▶ [AVAILABLE DATA]
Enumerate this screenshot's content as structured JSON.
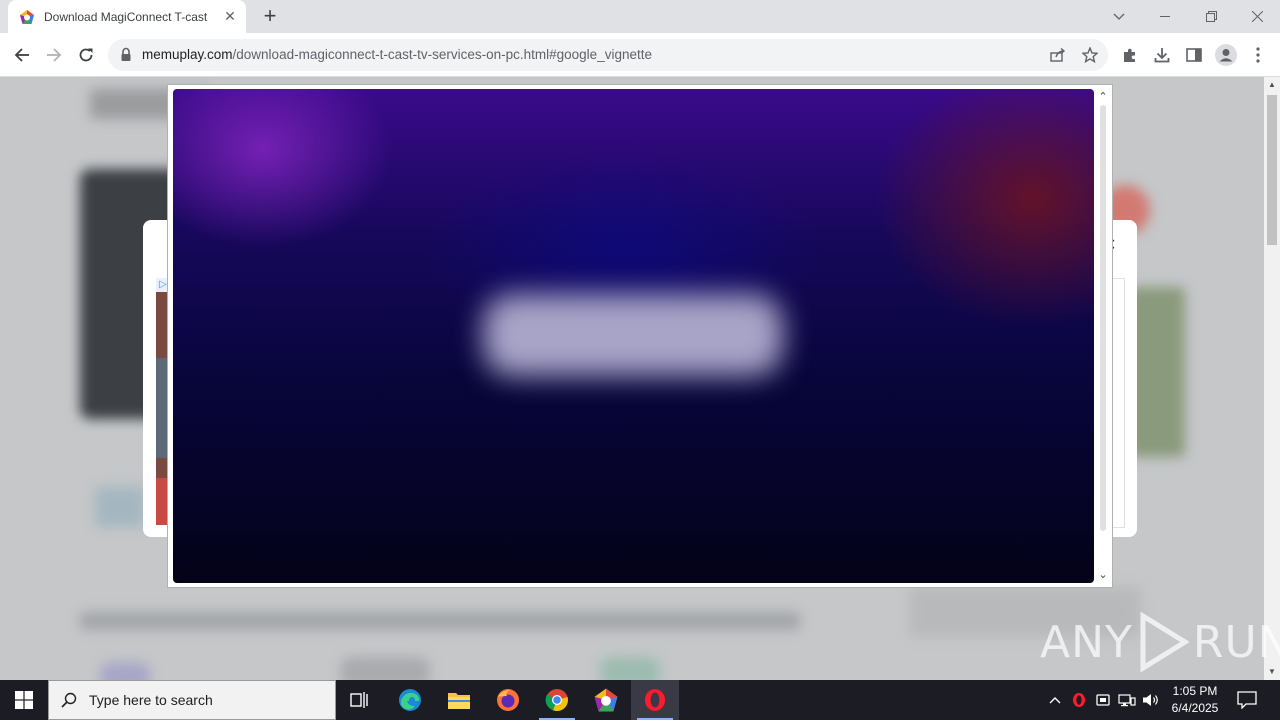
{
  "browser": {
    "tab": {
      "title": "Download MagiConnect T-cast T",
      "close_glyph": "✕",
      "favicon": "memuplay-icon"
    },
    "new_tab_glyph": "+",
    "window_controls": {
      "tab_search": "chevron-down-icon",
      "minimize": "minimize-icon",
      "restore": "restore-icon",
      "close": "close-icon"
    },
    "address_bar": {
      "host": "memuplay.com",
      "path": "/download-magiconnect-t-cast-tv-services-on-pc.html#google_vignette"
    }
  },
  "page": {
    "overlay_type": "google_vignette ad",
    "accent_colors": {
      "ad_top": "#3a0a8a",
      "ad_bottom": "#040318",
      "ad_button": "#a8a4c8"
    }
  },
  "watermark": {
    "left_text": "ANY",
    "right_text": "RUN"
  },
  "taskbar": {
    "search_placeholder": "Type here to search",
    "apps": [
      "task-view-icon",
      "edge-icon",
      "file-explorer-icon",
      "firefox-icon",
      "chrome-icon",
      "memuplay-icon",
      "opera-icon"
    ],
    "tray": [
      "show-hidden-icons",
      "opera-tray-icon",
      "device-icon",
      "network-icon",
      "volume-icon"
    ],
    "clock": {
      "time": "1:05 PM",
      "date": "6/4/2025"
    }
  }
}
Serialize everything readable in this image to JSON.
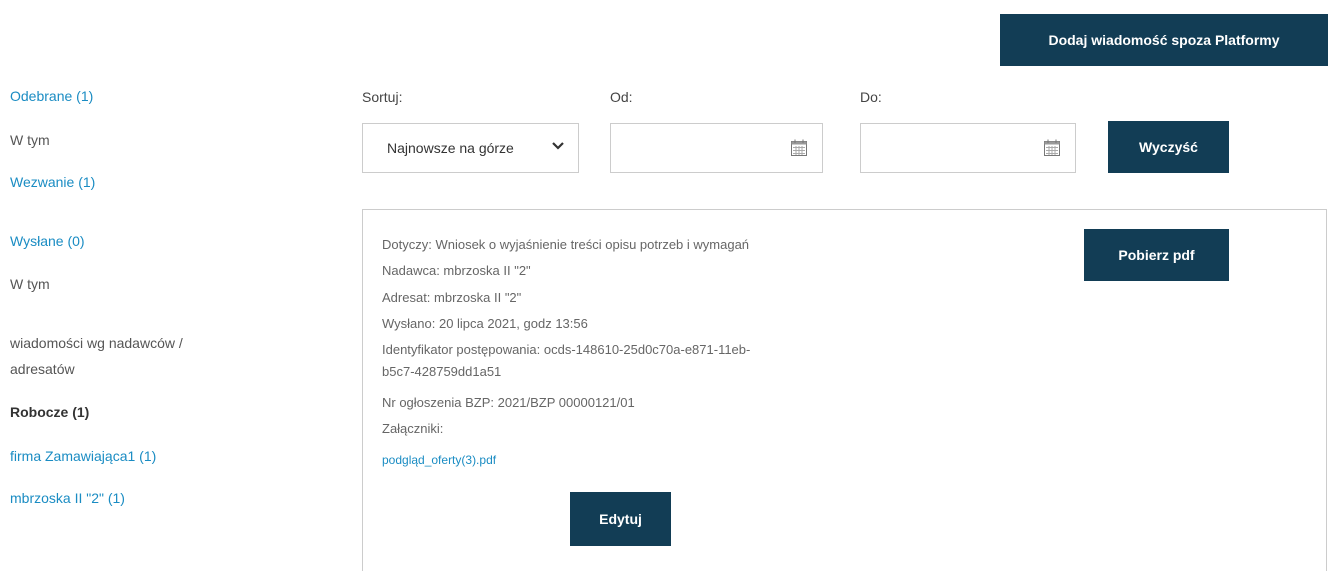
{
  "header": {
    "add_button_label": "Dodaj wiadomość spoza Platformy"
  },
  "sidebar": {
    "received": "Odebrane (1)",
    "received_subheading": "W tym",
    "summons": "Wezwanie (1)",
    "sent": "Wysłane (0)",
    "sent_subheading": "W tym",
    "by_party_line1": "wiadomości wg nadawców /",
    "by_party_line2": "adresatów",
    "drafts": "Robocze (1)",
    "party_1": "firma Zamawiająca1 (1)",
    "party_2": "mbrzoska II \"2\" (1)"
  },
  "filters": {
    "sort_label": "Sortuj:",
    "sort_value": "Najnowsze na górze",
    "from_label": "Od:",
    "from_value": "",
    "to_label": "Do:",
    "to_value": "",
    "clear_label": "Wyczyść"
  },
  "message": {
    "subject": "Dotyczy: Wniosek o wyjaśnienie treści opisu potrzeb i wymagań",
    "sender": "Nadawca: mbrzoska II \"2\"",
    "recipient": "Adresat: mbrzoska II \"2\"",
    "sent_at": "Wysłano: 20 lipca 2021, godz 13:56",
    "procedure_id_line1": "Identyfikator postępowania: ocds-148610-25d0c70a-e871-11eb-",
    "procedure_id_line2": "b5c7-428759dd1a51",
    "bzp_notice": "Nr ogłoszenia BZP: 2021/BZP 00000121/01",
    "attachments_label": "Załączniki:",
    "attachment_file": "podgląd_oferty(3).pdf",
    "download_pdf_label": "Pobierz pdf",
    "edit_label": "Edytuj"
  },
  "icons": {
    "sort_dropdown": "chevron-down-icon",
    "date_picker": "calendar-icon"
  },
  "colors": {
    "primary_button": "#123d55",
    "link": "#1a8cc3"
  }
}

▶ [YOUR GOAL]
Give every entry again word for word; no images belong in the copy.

▶ [YOUR RESPONSE]
Enumerate this screenshot's content as structured JSON.
{
  "browser": {
    "tab": {
      "title": "Download MagiConnect T-cast T",
      "close_glyph": "✕",
      "favicon": "memuplay-icon"
    },
    "new_tab_glyph": "+",
    "window_controls": {
      "tab_search": "chevron-down-icon",
      "minimize": "minimize-icon",
      "restore": "restore-icon",
      "close": "close-icon"
    },
    "address_bar": {
      "host": "memuplay.com",
      "path": "/download-magiconnect-t-cast-tv-services-on-pc.html#google_vignette"
    }
  },
  "page": {
    "overlay_type": "google_vignette ad",
    "accent_colors": {
      "ad_top": "#3a0a8a",
      "ad_bottom": "#040318",
      "ad_button": "#a8a4c8"
    }
  },
  "watermark": {
    "left_text": "ANY",
    "right_text": "RUN"
  },
  "taskbar": {
    "search_placeholder": "Type here to search",
    "apps": [
      "task-view-icon",
      "edge-icon",
      "file-explorer-icon",
      "firefox-icon",
      "chrome-icon",
      "memuplay-icon",
      "opera-icon"
    ],
    "tray": [
      "show-hidden-icons",
      "opera-tray-icon",
      "device-icon",
      "network-icon",
      "volume-icon"
    ],
    "clock": {
      "time": "1:05 PM",
      "date": "6/4/2025"
    }
  }
}
Serialize everything readable in this image to JSON.
{
  "header": {
    "add_button_label": "Dodaj wiadomość spoza Platformy"
  },
  "sidebar": {
    "received": "Odebrane (1)",
    "received_subheading": "W tym",
    "summons": "Wezwanie (1)",
    "sent": "Wysłane (0)",
    "sent_subheading": "W tym",
    "by_party_line1": "wiadomości wg nadawców /",
    "by_party_line2": "adresatów",
    "drafts": "Robocze (1)",
    "party_1": "firma Zamawiająca1 (1)",
    "party_2": "mbrzoska II \"2\" (1)"
  },
  "filters": {
    "sort_label": "Sortuj:",
    "sort_value": "Najnowsze na górze",
    "from_label": "Od:",
    "from_value": "",
    "to_label": "Do:",
    "to_value": "",
    "clear_label": "Wyczyść"
  },
  "message": {
    "subject": "Dotyczy: Wniosek o wyjaśnienie treści opisu potrzeb i wymagań",
    "sender": "Nadawca: mbrzoska II \"2\"",
    "recipient": "Adresat: mbrzoska II \"2\"",
    "sent_at": "Wysłano: 20 lipca 2021, godz 13:56",
    "procedure_id_line1": "Identyfikator postępowania: ocds-148610-25d0c70a-e871-11eb-",
    "procedure_id_line2": "b5c7-428759dd1a51",
    "bzp_notice": "Nr ogłoszenia BZP: 2021/BZP 00000121/01",
    "attachments_label": "Załączniki:",
    "attachment_file": "podgląd_oferty(3).pdf",
    "download_pdf_label": "Pobierz pdf",
    "edit_label": "Edytuj"
  },
  "icons": {
    "sort_dropdown": "chevron-down-icon",
    "date_picker": "calendar-icon"
  },
  "colors": {
    "primary_button": "#123d55",
    "link": "#1a8cc3"
  }
}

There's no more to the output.